When it comes to renting a property, a tenancy agreement is an essential document that outlines the terms and conditions of the rental arrangement between the landlord and the tenant. A yearly tenancy agreement is a popular option for many renters and landlords, as it provides stability and a clear understanding of the rental terms for a longer period of time.
Here are some important things to consider when it comes to tenancy agreements that are valid for one year:
1. Duration of the Agreement – A yearly tenancy agreement typically covers a 12-month period. This means that both the landlord and the tenant agree to honor the terms and conditions of the lease for the duration of the agreement. After the agreement has expired, the landlord and tenant may choose to renew the tenancy agreement for another year or make other arrangements.
2. Responsibilities of the Landlord – The landlord has several responsibilities under the terms of the yearly tenancy agreement. This includes maintaining the property, providing essential repairs, and ensuring that the property is habitable.
3. Responsibilities of the Tenant – The tenant is also responsible for fulfilling their obligations under the terms of the tenancy agreement. This includes paying the rent on time, keeping the property clean, and adhering to any rules or restrictions outlined in the agreement.
4. Rent Increases – It is important to note that a yearly tenancy agreement may include a provision for rent increases. This often occurs at the end of each year, and the increase will be based on a number of factors, such as the current rental market in the area.
5. Security Deposits – Many landlords require tenants to pay a security deposit at the start of the lease. This deposit is meant to cover any damages or unpaid rent at the end of the lease. It is important to ensure that the amount of the deposit is clearly stated in the tenancy agreement and that the landlord adheres to any laws or regulations governing security deposits in your state or region.
6. Termination of the Agreement – If either the landlord or the tenant wishes to terminate the tenancy agreement early, there are typically specific procedures that must be followed. This may include giving notice in writing a certain number of days before the intended end date of the agreement.

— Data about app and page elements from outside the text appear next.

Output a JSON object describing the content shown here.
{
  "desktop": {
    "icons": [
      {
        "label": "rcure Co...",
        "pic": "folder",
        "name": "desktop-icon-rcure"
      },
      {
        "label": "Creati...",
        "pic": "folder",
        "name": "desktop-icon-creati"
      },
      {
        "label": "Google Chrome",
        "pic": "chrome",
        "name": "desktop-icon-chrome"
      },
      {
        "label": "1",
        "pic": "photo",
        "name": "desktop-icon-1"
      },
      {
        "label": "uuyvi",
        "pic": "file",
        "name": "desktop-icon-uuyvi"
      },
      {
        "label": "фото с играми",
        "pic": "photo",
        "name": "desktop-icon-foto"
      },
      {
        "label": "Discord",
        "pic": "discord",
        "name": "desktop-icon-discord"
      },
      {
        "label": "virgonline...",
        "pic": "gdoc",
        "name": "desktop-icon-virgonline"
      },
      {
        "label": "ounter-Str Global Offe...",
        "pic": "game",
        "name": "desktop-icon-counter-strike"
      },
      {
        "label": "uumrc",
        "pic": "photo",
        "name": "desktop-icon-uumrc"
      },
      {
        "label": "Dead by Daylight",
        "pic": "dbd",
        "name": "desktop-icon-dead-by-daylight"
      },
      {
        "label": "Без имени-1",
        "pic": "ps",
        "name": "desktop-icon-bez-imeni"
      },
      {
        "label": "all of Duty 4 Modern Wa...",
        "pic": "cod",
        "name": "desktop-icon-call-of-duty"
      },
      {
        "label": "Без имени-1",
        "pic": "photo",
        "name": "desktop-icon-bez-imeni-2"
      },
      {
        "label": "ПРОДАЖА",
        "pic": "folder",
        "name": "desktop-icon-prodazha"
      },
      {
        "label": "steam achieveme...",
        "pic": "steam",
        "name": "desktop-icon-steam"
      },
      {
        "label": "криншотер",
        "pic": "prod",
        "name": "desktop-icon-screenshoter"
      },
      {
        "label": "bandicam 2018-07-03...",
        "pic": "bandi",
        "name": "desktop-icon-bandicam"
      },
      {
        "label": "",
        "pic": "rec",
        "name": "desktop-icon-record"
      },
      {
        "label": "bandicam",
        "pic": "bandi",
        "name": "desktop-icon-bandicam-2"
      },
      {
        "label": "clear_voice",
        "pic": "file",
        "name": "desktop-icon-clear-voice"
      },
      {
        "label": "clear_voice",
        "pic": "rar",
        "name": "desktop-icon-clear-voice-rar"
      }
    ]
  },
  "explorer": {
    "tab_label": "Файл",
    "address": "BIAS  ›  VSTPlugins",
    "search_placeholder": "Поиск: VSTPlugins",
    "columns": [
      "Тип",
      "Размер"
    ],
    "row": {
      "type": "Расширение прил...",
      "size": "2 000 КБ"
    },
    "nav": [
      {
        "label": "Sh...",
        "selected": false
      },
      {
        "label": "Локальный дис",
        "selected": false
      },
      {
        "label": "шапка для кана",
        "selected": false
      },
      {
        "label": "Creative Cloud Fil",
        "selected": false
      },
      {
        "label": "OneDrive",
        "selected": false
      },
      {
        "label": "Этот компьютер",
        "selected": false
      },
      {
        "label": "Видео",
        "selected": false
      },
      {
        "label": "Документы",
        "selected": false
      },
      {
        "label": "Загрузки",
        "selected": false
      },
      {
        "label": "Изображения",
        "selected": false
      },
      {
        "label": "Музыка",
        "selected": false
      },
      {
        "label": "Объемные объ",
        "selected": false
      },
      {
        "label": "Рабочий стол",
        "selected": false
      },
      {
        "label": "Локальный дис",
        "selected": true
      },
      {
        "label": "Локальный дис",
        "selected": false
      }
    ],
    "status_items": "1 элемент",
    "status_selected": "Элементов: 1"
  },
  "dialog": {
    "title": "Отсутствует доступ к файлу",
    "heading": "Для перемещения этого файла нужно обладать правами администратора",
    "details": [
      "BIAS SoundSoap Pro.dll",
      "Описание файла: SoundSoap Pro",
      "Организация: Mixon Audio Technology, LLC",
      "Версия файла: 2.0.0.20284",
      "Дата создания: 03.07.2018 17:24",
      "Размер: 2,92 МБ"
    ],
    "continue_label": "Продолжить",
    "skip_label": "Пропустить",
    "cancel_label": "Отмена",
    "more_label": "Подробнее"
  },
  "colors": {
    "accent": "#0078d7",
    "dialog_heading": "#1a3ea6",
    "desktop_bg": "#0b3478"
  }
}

7. Subletting – Some landlords may allow tenants to sublet the property during the term of the yearly tenancy agreement. It is important to ensure that any such arrangements are clearly outlined in the tenancy agreement and that all parties involved are aware of their responsibilities.
8. Insurance – It is important for both the landlord and the tenant to have appropriate insurance coverage for the property. The landlord should have insurance that covers the building and any liability issues that may arise, while the tenant should have renters insurance to cover their personal belongings.
9. Pet Policies – If the tenant wishes to keep pets in the property, it is important to ensure that the tenancy agreement includes specific provisions regarding pets. This may include restrictions on the types of pets, requirements for additional security deposits, and cleaning requirements.
10. Dispute Resolution – In the event that a dispute arises between the landlord and the tenant, it is important to have a clear process for resolving the issue outlined in the tenancy agreement. This may include mediation, arbitration, or going to court.
In conclusion, a yearly tenancy agreement is an important document for both landlords and tenants. It provides stability and clarity for the rental arrangement, and ensures that all parties involved understand their rights and responsibilities. As you prepare to enter into a yearly tenancy agreement, be sure to carefully review the terms and conditions outlined in the agreement and ask any questions you may have before signing.